People are often surprised that I’m able to predict the outcomes of events. I seem to have a knack for knowing how someone will behave in a particular situation. Imagine the shock of an employee when I return from a meeting and I ask why they did such and such while I was away!

Aside from being a fun parlour trick, the value of this form of ‘clairvoyance’ is that it can help you make better decisions and set realistic expectations for the people you interact with. This clairvoyance is actually nothing special and can be learned by anyone. It is simply an artifact of logical reasoning.

Logical reasoning and psychology

Learning logical reasoning is easy. It is about understanding when to use deduction (if a then b) and induction. The difficulty that people have is not in understanding the method but rather in coercing yourself to use the method.

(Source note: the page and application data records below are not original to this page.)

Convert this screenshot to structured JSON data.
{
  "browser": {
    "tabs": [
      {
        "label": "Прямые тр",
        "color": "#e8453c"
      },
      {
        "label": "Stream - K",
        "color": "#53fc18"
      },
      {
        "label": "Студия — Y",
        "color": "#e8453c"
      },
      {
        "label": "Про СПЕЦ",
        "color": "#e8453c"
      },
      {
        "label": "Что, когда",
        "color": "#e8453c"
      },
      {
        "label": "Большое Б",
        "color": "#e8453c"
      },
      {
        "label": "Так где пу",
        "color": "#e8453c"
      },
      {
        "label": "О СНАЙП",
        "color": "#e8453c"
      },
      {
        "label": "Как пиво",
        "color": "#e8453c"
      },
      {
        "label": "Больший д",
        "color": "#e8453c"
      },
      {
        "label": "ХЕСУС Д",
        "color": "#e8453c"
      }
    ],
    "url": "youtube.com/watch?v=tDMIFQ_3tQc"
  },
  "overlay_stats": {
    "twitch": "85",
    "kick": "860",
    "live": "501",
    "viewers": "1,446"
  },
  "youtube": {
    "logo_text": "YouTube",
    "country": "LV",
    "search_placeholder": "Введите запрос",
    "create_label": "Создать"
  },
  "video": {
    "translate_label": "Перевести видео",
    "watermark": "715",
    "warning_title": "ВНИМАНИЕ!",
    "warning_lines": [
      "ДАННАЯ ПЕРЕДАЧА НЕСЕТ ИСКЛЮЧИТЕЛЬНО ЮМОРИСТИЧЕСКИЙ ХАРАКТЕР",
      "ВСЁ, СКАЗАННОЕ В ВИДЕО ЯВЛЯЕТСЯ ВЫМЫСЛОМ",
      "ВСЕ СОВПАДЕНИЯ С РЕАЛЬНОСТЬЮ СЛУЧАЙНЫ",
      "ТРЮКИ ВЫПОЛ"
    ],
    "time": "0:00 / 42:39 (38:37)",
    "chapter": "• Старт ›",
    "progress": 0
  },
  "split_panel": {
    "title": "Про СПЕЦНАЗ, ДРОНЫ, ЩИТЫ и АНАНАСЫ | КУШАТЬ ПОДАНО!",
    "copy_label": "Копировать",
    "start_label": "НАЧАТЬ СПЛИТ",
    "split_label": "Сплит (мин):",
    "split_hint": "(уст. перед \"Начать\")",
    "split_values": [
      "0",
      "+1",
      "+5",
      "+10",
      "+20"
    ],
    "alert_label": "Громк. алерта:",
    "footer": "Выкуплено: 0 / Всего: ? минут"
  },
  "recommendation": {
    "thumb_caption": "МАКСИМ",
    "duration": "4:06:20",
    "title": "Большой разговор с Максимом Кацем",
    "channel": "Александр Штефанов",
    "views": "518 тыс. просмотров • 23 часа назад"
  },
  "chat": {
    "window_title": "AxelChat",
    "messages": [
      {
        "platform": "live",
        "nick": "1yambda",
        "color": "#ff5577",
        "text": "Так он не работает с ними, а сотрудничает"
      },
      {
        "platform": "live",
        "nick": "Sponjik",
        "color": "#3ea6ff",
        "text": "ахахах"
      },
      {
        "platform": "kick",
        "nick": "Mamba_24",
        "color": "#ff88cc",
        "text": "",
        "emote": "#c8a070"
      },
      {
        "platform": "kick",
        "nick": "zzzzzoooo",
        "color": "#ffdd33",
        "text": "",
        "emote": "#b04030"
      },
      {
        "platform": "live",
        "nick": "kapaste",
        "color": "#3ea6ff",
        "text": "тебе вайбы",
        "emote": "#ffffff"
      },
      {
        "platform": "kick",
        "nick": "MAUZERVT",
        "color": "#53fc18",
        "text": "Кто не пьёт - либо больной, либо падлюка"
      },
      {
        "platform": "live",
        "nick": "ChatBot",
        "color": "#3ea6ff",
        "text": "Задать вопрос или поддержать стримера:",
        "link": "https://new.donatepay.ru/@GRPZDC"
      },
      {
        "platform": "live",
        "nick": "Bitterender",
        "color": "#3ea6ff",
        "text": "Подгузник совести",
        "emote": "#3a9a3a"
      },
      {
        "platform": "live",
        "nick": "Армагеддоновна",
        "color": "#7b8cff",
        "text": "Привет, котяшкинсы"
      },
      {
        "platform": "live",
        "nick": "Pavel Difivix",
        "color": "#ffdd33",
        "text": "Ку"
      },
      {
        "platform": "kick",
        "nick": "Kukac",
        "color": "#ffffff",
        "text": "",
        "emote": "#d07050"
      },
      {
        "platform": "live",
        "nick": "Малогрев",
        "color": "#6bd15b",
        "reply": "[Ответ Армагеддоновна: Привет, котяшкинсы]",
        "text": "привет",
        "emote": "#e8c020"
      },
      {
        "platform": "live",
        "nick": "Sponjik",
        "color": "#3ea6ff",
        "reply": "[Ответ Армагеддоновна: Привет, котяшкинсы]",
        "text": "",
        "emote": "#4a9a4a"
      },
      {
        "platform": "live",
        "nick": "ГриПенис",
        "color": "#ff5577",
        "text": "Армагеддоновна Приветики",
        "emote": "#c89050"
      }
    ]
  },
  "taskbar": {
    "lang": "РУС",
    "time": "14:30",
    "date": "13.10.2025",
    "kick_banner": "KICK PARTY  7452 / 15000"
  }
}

I have been reading Daniel Kahneman’s fascinating book Thinking, Fast and Slow, which describes two systems in your brain that work in concert to process information and ultimately make decisions. In short, System 1 is your reactive brain, which is responsible for autonomic decisions and behavior. System 2 is your logical, rational brain. System 2 is much better at reasoning but is lazy and avoids ‘working’. On the other hand, System 1 is almost always on and is never wrong. This might sound like a good thing, but what it means is that your System 1 will fabricate stories to explain inconsistent observations! This happened to me when I was driving back to Dublin from Belfast and ended up driving 90 miles west instead of south. I kept observing all these data points that I was going the wrong way, but since I was deep in thought, my System 1 fabricated explanations to explain the data. For example, I noticed that Dublin was no longer listed on mileage signs, so I thought “must be because it’s still too far away”. I also recognized a town that was in western Northern Ireland, and I immediately thought “there must be another Enniskillen on the way to Dublin”. It wasn’t until the road ended and a sign saying Dublin was 90 miles east that System 2 was forced to wake up and start thinking.

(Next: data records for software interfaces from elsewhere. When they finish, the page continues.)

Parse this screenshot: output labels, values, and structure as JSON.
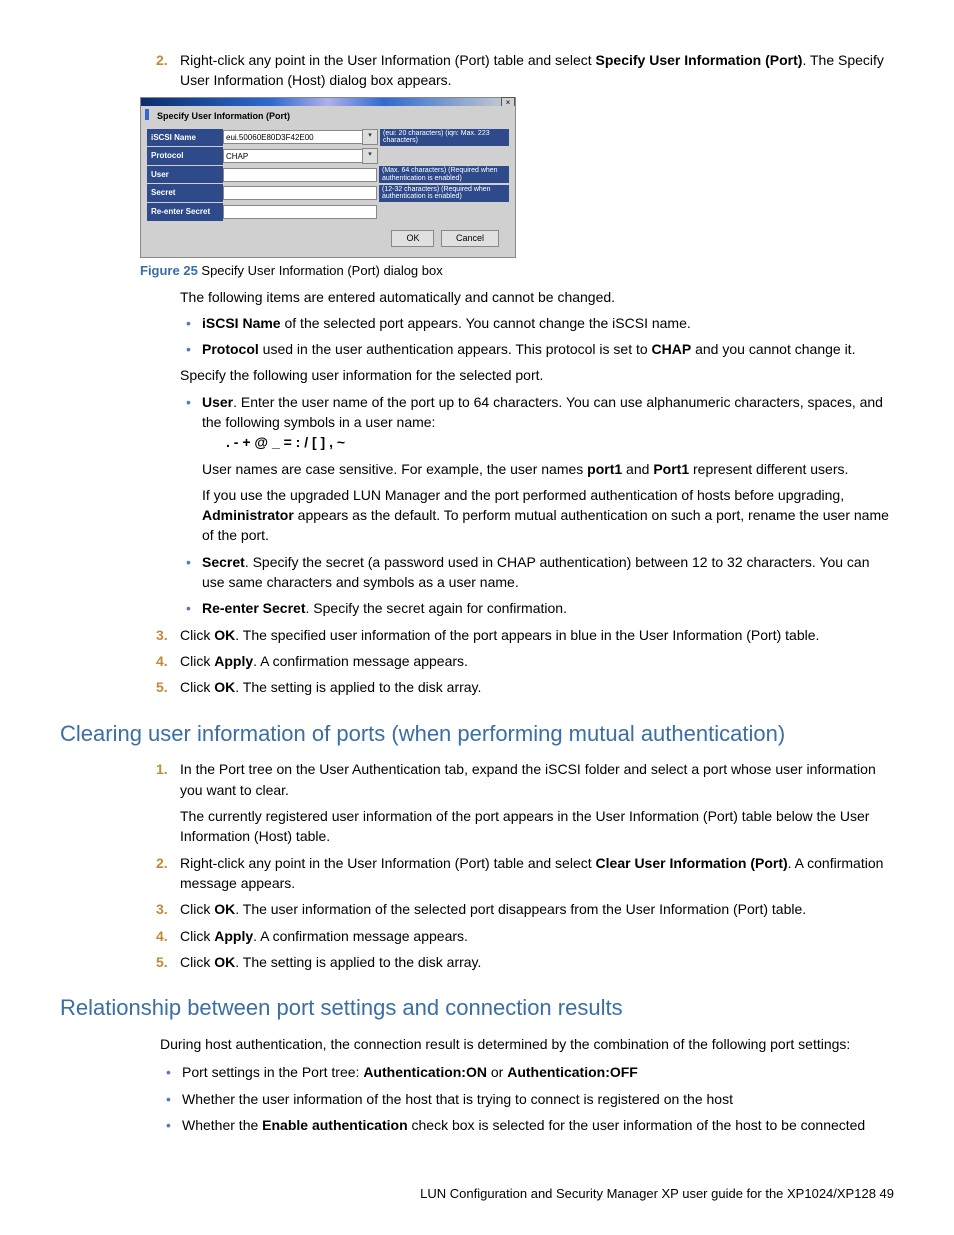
{
  "step2": {
    "text_a": "Right-click any point in the User Information (Port) table and select ",
    "bold": "Specify User Information (Port)",
    "text_b": ". The Specify User Information (Host) dialog box appears."
  },
  "dialog": {
    "title": "Specify User Information (Port)",
    "rows": {
      "iscsi": {
        "label": "iSCSI Name",
        "value": "eui.50060E80D3F42E00",
        "hint": "(eui: 20 characters)\n(iqn: Max. 223 characters)"
      },
      "protocol": {
        "label": "Protocol",
        "value": "CHAP"
      },
      "user": {
        "label": "User",
        "hint": "(Max. 64 characters)\n(Required when authentication is enabled)"
      },
      "secret": {
        "label": "Secret",
        "hint": "(12-32 characters)\n(Required when authentication is enabled)"
      },
      "reenter": {
        "label": "Re-enter Secret"
      }
    },
    "ok": "OK",
    "cancel": "Cancel"
  },
  "figcap": {
    "b": "Figure 25",
    "t": " Specify User Information (Port) dialog box"
  },
  "auto_intro": "The following items are entered automatically and cannot be changed.",
  "auto_items": {
    "i1a": "iSCSI Name",
    "i1b": " of the selected port appears. You cannot change the iSCSI name.",
    "i2a": "Protocol",
    "i2b": " used in the user authentication appears. This protocol is set to ",
    "i2c": "CHAP",
    "i2d": " and you cannot change it."
  },
  "specify_intro": "Specify the following user information for the selected port.",
  "user_item": {
    "b": "User",
    "t": ". Enter the user name of the port up to 64 characters. You can use alphanumeric characters, spaces, and the following symbols in a user name:"
  },
  "symbols": ". - + @ _ = : / [ ] , ~",
  "user_p2a": "User names are case sensitive. For example, the user names ",
  "user_p2b": "port1",
  "user_p2c": " and ",
  "user_p2d": "Port1",
  "user_p2e": " represent different users.",
  "user_p3a": "If you use the upgraded LUN Manager and the port performed authentication of hosts before upgrading, ",
  "user_p3b": "Administrator",
  "user_p3c": " appears as the default. To perform mutual authentication on such a port, rename the user name of the port.",
  "secret_item": {
    "b": "Secret",
    "t": ". Specify the secret (a password used in CHAP authentication) between 12 to 32 characters. You can use same characters and symbols as a user name."
  },
  "reenter_item": {
    "b": "Re-enter Secret",
    "t": ". Specify the secret again for confirmation."
  },
  "step3a": "Click ",
  "step3b": "OK",
  "step3c": ". The specified user information of the port appears in blue in the User Information (Port) table.",
  "step4a": "Click ",
  "step4b": "Apply",
  "step4c": ". A confirmation message appears.",
  "step5a": "Click ",
  "step5b": "OK",
  "step5c": ". The setting is applied to the disk array.",
  "h1": "Clearing user information of ports (when performing mutual authentication)",
  "c1a": "In the Port tree on the User Authentication tab, expand the iSCSI folder and select a port whose user information you want to clear.",
  "c1b": "The currently registered user information of the port appears in the User Information (Port) table below the User Information (Host) table.",
  "c2a": "Right-click any point in the User Information (Port) table and select ",
  "c2b": "Clear User Information (Port)",
  "c2c": ". A confirmation message appears.",
  "c3a": "Click ",
  "c3b": "OK",
  "c3c": ". The user information of the selected port disappears from the User Information (Port) table.",
  "c4a": "Click ",
  "c4b": "Apply",
  "c4c": ". A confirmation message appears.",
  "c5a": "Click ",
  "c5b": "OK",
  "c5c": ". The setting is applied to the disk array.",
  "h2": "Relationship between port settings and connection results",
  "r_intro": "During host authentication, the connection result is determined by the combination of the following port settings:",
  "r1a": "Port settings in the Port tree: ",
  "r1b": "Authentication:ON",
  "r1c": " or ",
  "r1d": "Authentication:OFF",
  "r2": "Whether the user information of the host that is trying to connect is registered on the host",
  "r3a": "Whether the ",
  "r3b": "Enable authentication",
  "r3c": " check box is selected for the user information of the host to be connected",
  "footer": "LUN Configuration and Security Manager XP user guide for the XP1024/XP128    49"
}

What this highlights is that the challenge is not in comprehension but in fighting laziness, or what I call intellectual complacency. Our brains are actually wired to be reactive and not think deeply (apparently that’s what happens when your life is governed by the threat of being lion food). Our System 1 will always use assumptions and fabricate stories to explain observations. We must be vigilant in recognizing this so that we can activate our System 2.

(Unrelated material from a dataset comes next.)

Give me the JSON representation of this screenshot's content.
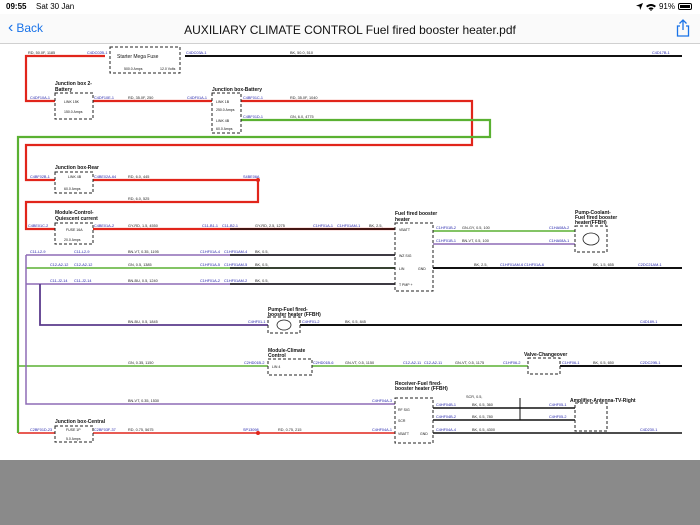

Practice makes perfect

One way to get in the habit of activating your System 2 is by playing games of strategy. It doesn’t really matter whether it is chess, go, master mind, or even battleship (best to avoid the drinking version) as the point is that to win you must think rationally about the choices presented to you. A simpler example is tic-tac-toe. If you play this with System 1, then you won’t know in advance whether you will win or not. If you play with System 2, you know in advance at every move whether you can win or the best you can get is a tie (hint: player 1 can never lose if using System 2). Games offer a stress-free environment to flex your System 2 and try out different approaches to reasoning. It also forces you to think about the assumptions that you are making before making a decision. This is very relevant in games like chess and go, where you have to establish the modus operandi of your opponent, which informs the strategy you choose.

The other benefit of strategy games is that they help you plan for contingency. Typically you need to work through a few alternative scenarios and think about what potential countermoves your opponent will make. How will you counter the counter? Perhaps it sounds tedious, but that’s just your System 2 whining! In the end, this is the same process for understanding another person’s point of view and reasoning about how s/he will react to a situation.

Conclusion

The lesson here is that to become clairvoyant you should play games. In seriousness, playing strategy games will help your System 2 get out of its slumber and help you to understand the world better.